GSU Comm Dept. sponsors Democracy Day – 10/11
Come join us October 11th for Democracy Day!
Democracy Day is a day-long teach-in that connects GSU students with local reporters, professionals, and activists. The purpose of Democracy Day is to show students how much access they have to various Democratic processes. Democracy can seem very abstract, and Democracy Day aims to show students concrete ways they can interact with the Democratic process, from the reporting of news to running for office. Democracy Day is split into workshops that last approximately an hour. Multiple workshops will allow students to learn about the topics that interest them and have relevance to their lives.
SCHEDULE OF EVENTS
(click on each event for details)
Come and get your program and RSVP if you haven’t already. We’ll also have goodies for our first 50 registrants. Coffee provided by Ebrik.
All levels of government make decisions that affect our environments, both urban and rural. But environmental decision making is often obscured by the interests of industry or by a lack of scientific understanding of the issues. Attend this panel to gain greater insight into the interplay of democratic decision making and environmental policy and health

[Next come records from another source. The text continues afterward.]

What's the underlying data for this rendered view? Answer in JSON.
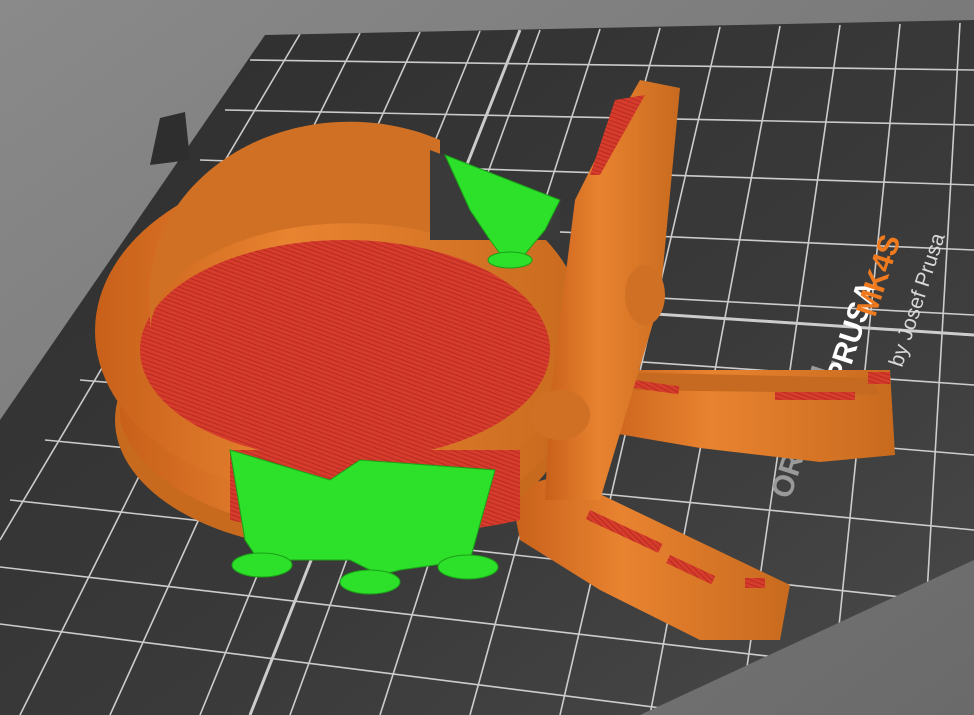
{
  "viewport": {
    "bed": {
      "brand_prefix": "ORIGINAL",
      "brand_name": "PRUSA",
      "model": "MK4S",
      "byline": "by Josef Prusa"
    },
    "colors": {
      "background": "#7a7a7a",
      "bed": "#333333",
      "grid": "#e6e6e6",
      "perimeter": "#e07b28",
      "infill": "#d8402c",
      "support": "#2de02a",
      "brand_accent": "#f07a1e"
    }
  }
}
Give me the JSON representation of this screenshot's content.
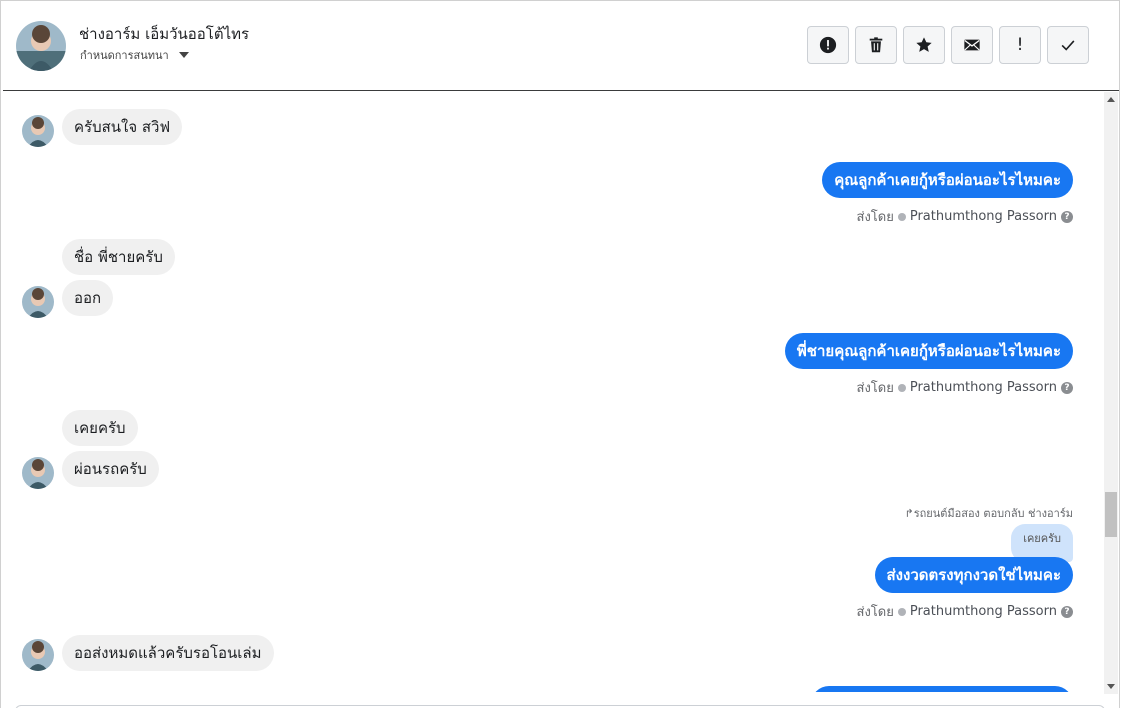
{
  "header": {
    "title": "ช่างอาร์ม เอ็มวันออโต้ไทร",
    "subtitle": "กำหนดการสนทนา",
    "actions": [
      {
        "name": "report-button",
        "icon": "alert-circle-icon"
      },
      {
        "name": "delete-button",
        "icon": "trash-icon"
      },
      {
        "name": "star-button",
        "icon": "star-icon"
      },
      {
        "name": "mail-button",
        "icon": "envelope-icon"
      },
      {
        "name": "important-button",
        "icon": "exclamation-icon",
        "glyph": "!"
      },
      {
        "name": "done-button",
        "icon": "checkmark-icon"
      }
    ]
  },
  "messages": {
    "m1": "ครับสนใจ สวิฟ",
    "m2": "คุณลูกค้าเคยกู้หรือผ่อนอะไรไหมคะ",
    "m3": "ชื่อ พี่ชายครับ",
    "m4": "ออก",
    "m5": "พี่ชายคุณลูกค้าเคยกู้หรือผ่อนอะไรไหมคะ",
    "m6": "เคยครับ",
    "m7": "ผ่อนรถครับ",
    "reply_note": "รถยนต์มือสอง ตอบกลับ ช่างอาร์ม",
    "quoted": "เคยครับ",
    "m8": "ส่งงวดตรงทุกงวดใช่ไหมคะ",
    "m9": "ออส่งหมดแล้วครับรอโอนเล่ม"
  },
  "sent_by": {
    "label": "ส่งโดย",
    "name": "Prathumthong Passorn",
    "help": "?"
  },
  "colors": {
    "outgoing_bubble": "#1877f2",
    "incoming_bubble": "#f0f0f0",
    "quoted_bubble": "#cfe3fb"
  }
}
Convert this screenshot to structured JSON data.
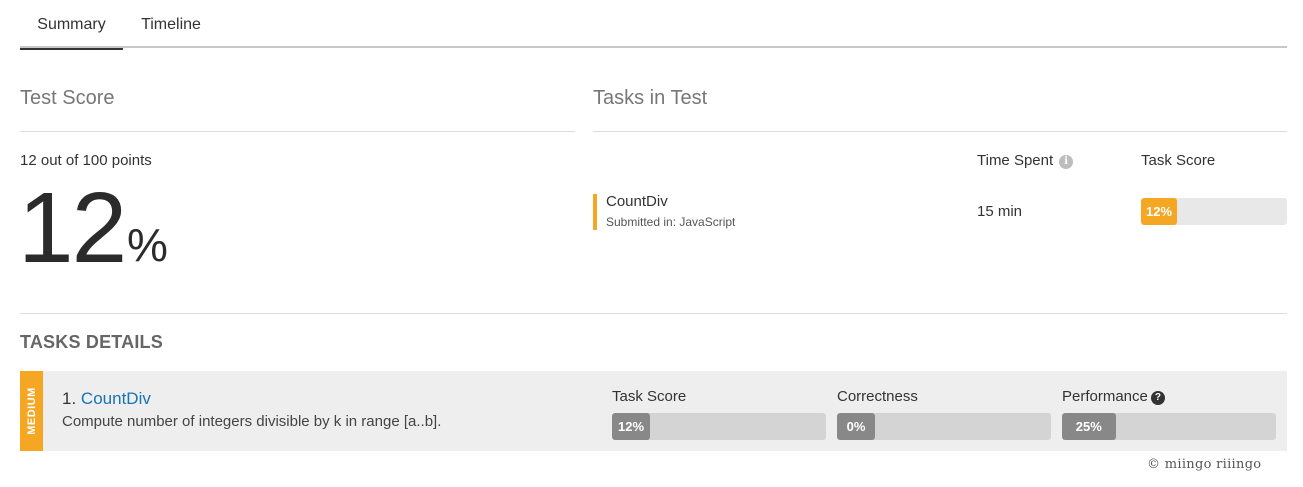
{
  "tabs": [
    {
      "label": "Summary",
      "active": true
    },
    {
      "label": "Timeline",
      "active": false
    }
  ],
  "test_score": {
    "title": "Test Score",
    "points_text": "12 out of 100 points",
    "score_value": "12",
    "percent_sign": "%"
  },
  "tasks_in_test": {
    "title": "Tasks in Test",
    "col_time_spent": "Time Spent",
    "col_task_score": "Task Score",
    "task": {
      "name": "CountDiv",
      "submitted": "Submitted in: JavaScript",
      "time_spent": "15 min",
      "score_label": "12%",
      "score_percent": 12
    }
  },
  "tasks_details": {
    "title": "TASKS DETAILS",
    "task": {
      "difficulty": "MEDIUM",
      "number": "1.",
      "name": "CountDiv",
      "description": "Compute number of integers divisible by k in range [a..b].",
      "metrics": [
        {
          "label": "Task Score",
          "value_label": "12%",
          "percent": 12
        },
        {
          "label": "Correctness",
          "value_label": "0%",
          "percent": 0
        },
        {
          "label": "Performance",
          "value_label": "25%",
          "percent": 25
        }
      ]
    }
  },
  "copyright": "© miingo riiingo",
  "colors": {
    "accent": "#f5a623",
    "link": "#1a73b5",
    "metric_fill": "#888888"
  }
}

Populism has quickly become a defining feature of the politics of not only the USA, but also the UK, Italy, Austria, Sweden, Germany, Brazil, and many other states. In this interactive session led by GSU’s Dr. Jennifer McCoy, participants explore populism and political polarization to learn the ways in which people can be set against each in other in political contexts.
Many thinkers of the left and the right argued throughout the 20th century that markets best served the economic interests of the population by provided cheap goods and access to modern technology. Some even said markets led directly to democracy. But is this true in an increasingly networked world. Join this panel to explore the relationship between markets and democratic life.
Democracy requires citizens who are “reasonable” and able to participate in decision making. However, we know that Americans of a variety of backgrounds are showing heightened rates of depression, anxiety, fear, and a host of other psychological issues. What can psychology tell us about how to have healthy, well-adjusted democracy? What does democracy need from the insights of psychology to be more inclusive and able to provide for the people? Come to this panel to explore the relationship between the human mind and our government.
A pizza lunch provided by us. Come and mingle, recharge, and meet fellow attendees.
Power is a difficult concept to grasp. Does it mean that ability to force someone to do what you want, or to convince them? Does it grow out of the barrel of a gun, as China’s Chairman Mao said, or is about land, money, or beliefs? One thing is for certain, power is needed to get things done. Join this panel to see the many ways journalists and citizens use and negotiate with government and exert their own power to achieve their goals.
The multicultural democracies of the world, including the USA, seem at a crossroads. Torn between those who find strength in a multiplicity of voices and those who worry about the pace of change. Whether it be racial, gender, sexual, political, or religious diversity, we all must operate in an increasingly multicultural world. How do diversity and democracy relate to each other and how can we ensure democratic government with the diversity that characterizes our lives?
The media is our conduit to political information beyond our reach. It also provides us with ways of seeing and understanding our fellow citizens. A healthy democracy requires a healthy media. What challenges face the media in the 21st century and what can be done to help?